PROVIDED DATA section start

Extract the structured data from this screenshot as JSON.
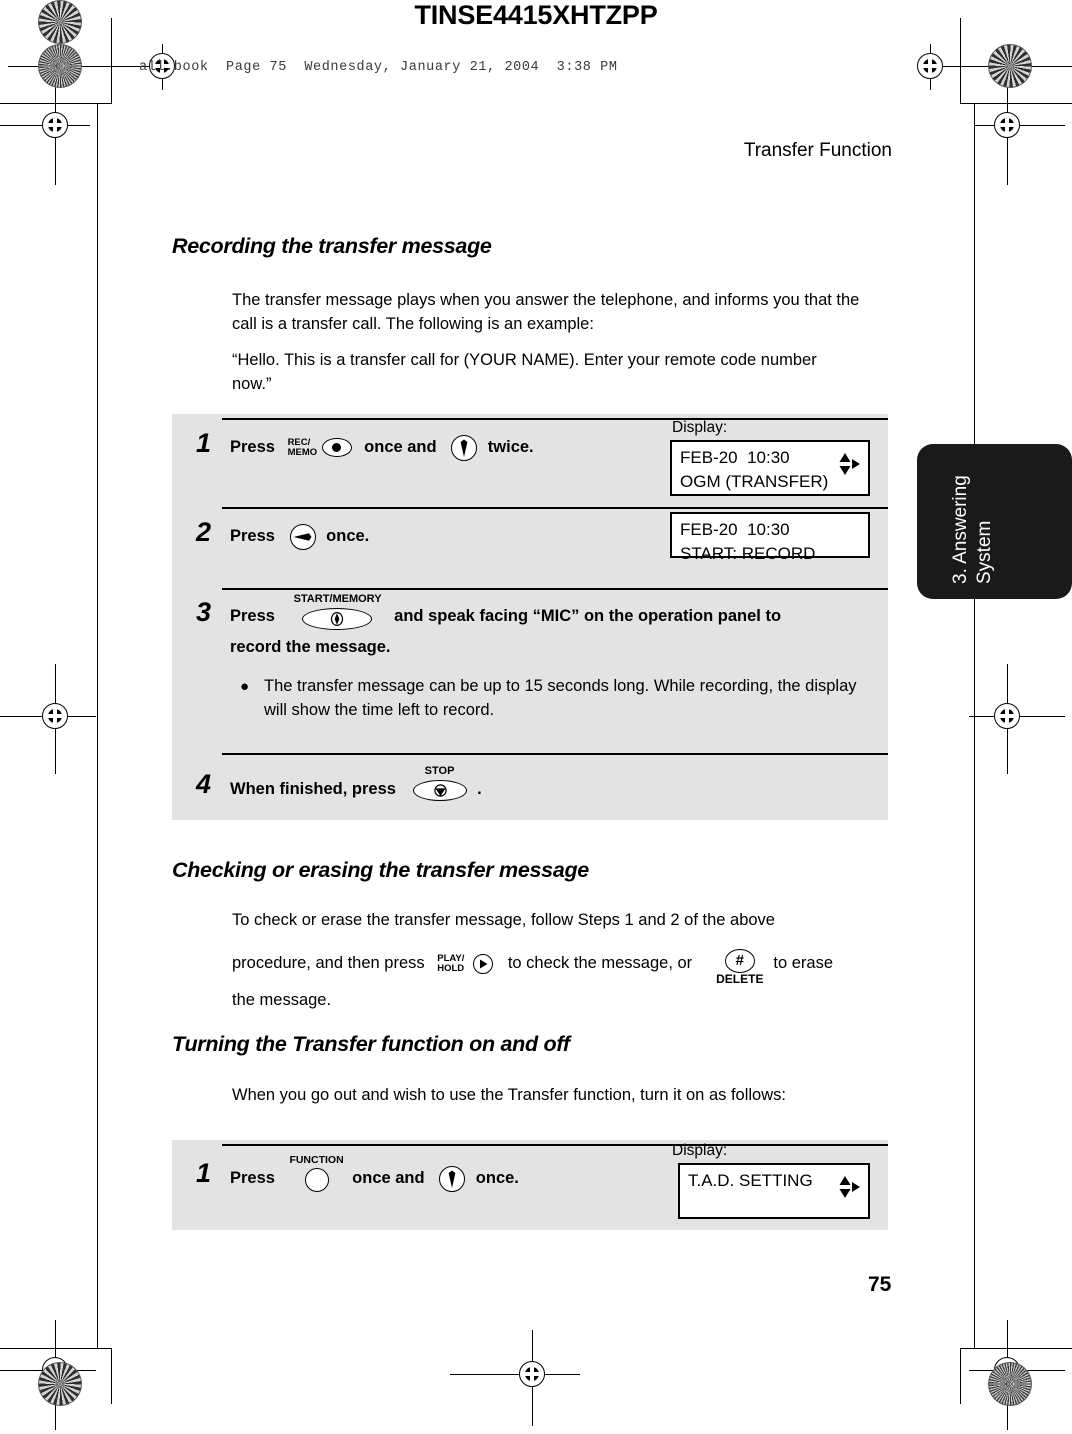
{
  "print_marks": {
    "doc_code": "TINSE4415XHTZPP",
    "file_header": "all.book  Page 75  Wednesday, January 21, 2004  3:38 PM"
  },
  "running_head": "Transfer Function",
  "page_number": "75",
  "side_tab": {
    "line1": "3. Answering",
    "line2": "System"
  },
  "sections": {
    "recording": {
      "heading": "Recording the transfer message",
      "para1": "The transfer message plays when you answer the telephone, and informs you that the call is a transfer call. The following is an example:",
      "para2": "“Hello. This is a transfer call for (YOUR NAME). Enter your remote code number now.”"
    },
    "checking": {
      "heading": "Checking or erasing the transfer message",
      "text_a": "To check or erase the transfer message, follow Steps 1 and 2 of the above",
      "text_b": "procedure, and then press",
      "text_c": "to check the message, or",
      "text_d": "to erase",
      "text_e": "the message."
    },
    "turning": {
      "heading": "Turning the Transfer function on and off",
      "para": "When you go out and wish to use the Transfer function, turn it on as follows:"
    }
  },
  "procedure_record": {
    "display_label": "Display:",
    "steps": [
      {
        "num": "1",
        "text_a": "Press",
        "key1": {
          "name": "rec-memo-key",
          "label_line1": "REC/",
          "label_line2": "MEMO",
          "glyph": "oval-dot"
        },
        "text_b": "once and",
        "key2": {
          "name": "down-arrow-key",
          "glyph": "circle-down-triangle"
        },
        "text_c": "twice.",
        "lcd": {
          "line1": "FEB-20  10:30",
          "line2": "OGM (TRANSFER)",
          "nav": true
        }
      },
      {
        "num": "2",
        "text_a": "Press",
        "key1": {
          "name": "play-key",
          "glyph": "circle-right-triangle"
        },
        "text_b": "once.",
        "lcd": {
          "line1": "FEB-20  10:30",
          "line2": "START: RECORD",
          "nav": false
        }
      },
      {
        "num": "3",
        "text_a": "Press",
        "key1": {
          "name": "start-memory-key",
          "label_line1": "START/MEMORY",
          "glyph": "oval-diamond"
        },
        "text_b": "and speak facing “MIC” on the operation panel to",
        "text_c": "record the message.",
        "bullet": "The transfer message can be up to 15 seconds long. While recording, the display will show the time left to record."
      },
      {
        "num": "4",
        "text_a": "When finished, press",
        "key1": {
          "name": "stop-key",
          "label_line1": "STOP",
          "glyph": "oval-stop"
        },
        "text_b": "."
      }
    ]
  },
  "procedure_turning": {
    "display_label": "Display:",
    "steps": [
      {
        "num": "1",
        "text_a": "Press",
        "key1": {
          "name": "function-key",
          "label_line1": "FUNCTION",
          "glyph": "circle-plain"
        },
        "text_b": "once and",
        "key2": {
          "name": "down-arrow-key",
          "glyph": "circle-down-triangle"
        },
        "text_c": "once.",
        "lcd": {
          "line1": "T.A.D. SETTING",
          "line2": "",
          "nav": true
        }
      }
    ]
  },
  "inline_keys": {
    "play_hold": {
      "label_line1": "PLAY/",
      "label_line2": "HOLD",
      "glyph": "circle-right-triangle-small"
    },
    "delete": {
      "glyph": "hash",
      "symbol": "#",
      "sublabel": "DELETE"
    }
  },
  "colors": {
    "step_bg": "#e3e3e3",
    "tab_bg": "#1a1a1a",
    "ink": "#000000"
  }
}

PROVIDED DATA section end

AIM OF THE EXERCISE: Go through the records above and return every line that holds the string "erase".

SOLUTION FOR THIS EXERCISE:
      "text_a": "To check or erase the transfer message, follow Steps 1 and 2 of the above",
      "text_d": "to erase",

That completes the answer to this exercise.